All the evidence that is out there suggests that domestic abuse, and domestic violence have a massive gender imbalance in them. The victims are overwhelmingly female, and the perpetrators are overwhelmingly male. Yes, female violence exists, yes, domestic abuse can and does happen in gay and lesbian relationships too. But mostly, this is male on female violence, according to all the statistics I have ever seen.
But here’s the thing. Men who wish to speak up about male victims of domestic abuse often say that the problem is under reporting. Men don’t talk about it because they’re embarrassed. Maybe no one has ever researched this, I don’t know – if you do know of research, I’d like to hear it.
Under-reporting is not an exclusively male issue. Here’s why women don’t report domestic abuse reliably. They are afraid that if they speak up, they will be killed, or their children will be killed, or their family members or pets. Or that they, their children, pets etc will be violently or emotionally punished in response to them speaking out. Or that social services will take their children away. The threat of violence is a reoccurring feature in domestic abuse, even when violence is not yet present. Not a fear of social embarrassment – which, sure, is uncomfortable, but fear of potentially fatal consequences. Fear of what happens if you speak up, and the perpetrator does not go to prison, and knows where you live. Or lives with you. If their name is on the property in some way, you can’t legally change the locks. Where are you going to go to be safe? Many women don’t talk about what they’ve been through until after they have safely escaped. Trying to get out increases your risk of being killed.
When a man is killed in a domestic violence incident, it tends to make national news. Typically, two women die every week at the hands of a partner in the UK, figures from other countries seem to be about the same, or worse. It has to be especially gruesome or also involve children to make the news. It’s not really news after all, it’s commonplace. This is not about victims reporting or not reporting, this is about corpses. This is about how many bodies can be attributed to spousal violence.

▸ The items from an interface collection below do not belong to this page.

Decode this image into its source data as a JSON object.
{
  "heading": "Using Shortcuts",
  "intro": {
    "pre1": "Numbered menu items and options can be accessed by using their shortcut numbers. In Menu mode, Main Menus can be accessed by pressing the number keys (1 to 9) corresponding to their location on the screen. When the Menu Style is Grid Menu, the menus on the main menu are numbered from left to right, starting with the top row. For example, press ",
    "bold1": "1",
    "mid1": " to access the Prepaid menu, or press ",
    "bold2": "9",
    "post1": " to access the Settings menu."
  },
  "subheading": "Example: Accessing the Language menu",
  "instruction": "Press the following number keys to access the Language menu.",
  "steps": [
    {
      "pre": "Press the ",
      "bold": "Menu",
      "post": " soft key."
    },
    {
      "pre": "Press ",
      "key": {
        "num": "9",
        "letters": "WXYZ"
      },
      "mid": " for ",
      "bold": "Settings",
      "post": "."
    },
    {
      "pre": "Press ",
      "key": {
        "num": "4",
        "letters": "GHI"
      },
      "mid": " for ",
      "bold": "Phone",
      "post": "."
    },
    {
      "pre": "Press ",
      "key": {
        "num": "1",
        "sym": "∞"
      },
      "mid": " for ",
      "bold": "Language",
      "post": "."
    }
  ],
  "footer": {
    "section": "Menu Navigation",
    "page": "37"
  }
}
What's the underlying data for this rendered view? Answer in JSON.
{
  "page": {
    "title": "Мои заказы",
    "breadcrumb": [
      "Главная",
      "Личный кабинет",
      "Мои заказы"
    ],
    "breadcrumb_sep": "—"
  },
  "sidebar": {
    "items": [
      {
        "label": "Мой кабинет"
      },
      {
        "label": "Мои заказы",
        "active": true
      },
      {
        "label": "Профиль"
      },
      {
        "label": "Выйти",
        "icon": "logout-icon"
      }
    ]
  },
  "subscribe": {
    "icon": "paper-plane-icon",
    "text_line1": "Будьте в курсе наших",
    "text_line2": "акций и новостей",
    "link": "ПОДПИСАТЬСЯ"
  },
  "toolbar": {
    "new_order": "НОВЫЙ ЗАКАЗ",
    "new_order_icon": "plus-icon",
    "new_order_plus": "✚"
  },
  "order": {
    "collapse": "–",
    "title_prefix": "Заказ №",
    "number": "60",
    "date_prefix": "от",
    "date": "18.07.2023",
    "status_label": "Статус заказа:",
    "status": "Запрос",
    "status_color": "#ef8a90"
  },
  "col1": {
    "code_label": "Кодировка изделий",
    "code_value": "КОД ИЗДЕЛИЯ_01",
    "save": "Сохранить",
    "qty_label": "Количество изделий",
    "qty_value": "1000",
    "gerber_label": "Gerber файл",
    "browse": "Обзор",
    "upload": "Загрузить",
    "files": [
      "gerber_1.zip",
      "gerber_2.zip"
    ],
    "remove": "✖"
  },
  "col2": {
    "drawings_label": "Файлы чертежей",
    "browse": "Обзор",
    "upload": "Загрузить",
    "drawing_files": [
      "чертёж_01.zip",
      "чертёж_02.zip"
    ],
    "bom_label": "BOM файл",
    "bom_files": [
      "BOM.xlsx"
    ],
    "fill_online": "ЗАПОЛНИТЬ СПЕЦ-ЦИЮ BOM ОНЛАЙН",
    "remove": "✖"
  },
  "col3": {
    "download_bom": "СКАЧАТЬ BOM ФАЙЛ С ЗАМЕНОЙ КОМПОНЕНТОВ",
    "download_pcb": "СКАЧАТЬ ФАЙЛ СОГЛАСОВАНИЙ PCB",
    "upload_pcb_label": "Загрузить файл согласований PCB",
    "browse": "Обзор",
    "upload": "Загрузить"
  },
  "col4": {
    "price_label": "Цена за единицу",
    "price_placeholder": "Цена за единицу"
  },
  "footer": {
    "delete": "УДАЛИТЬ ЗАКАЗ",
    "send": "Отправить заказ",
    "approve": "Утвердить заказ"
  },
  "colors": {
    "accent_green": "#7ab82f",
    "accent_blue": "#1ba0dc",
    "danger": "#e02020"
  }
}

So please, can we stop suggesting that hypothetical men being too embarrassed to report domestic violence is somehow comparable, and overlooked, and in need of more care and attention, than the routine murder of female abuse victims.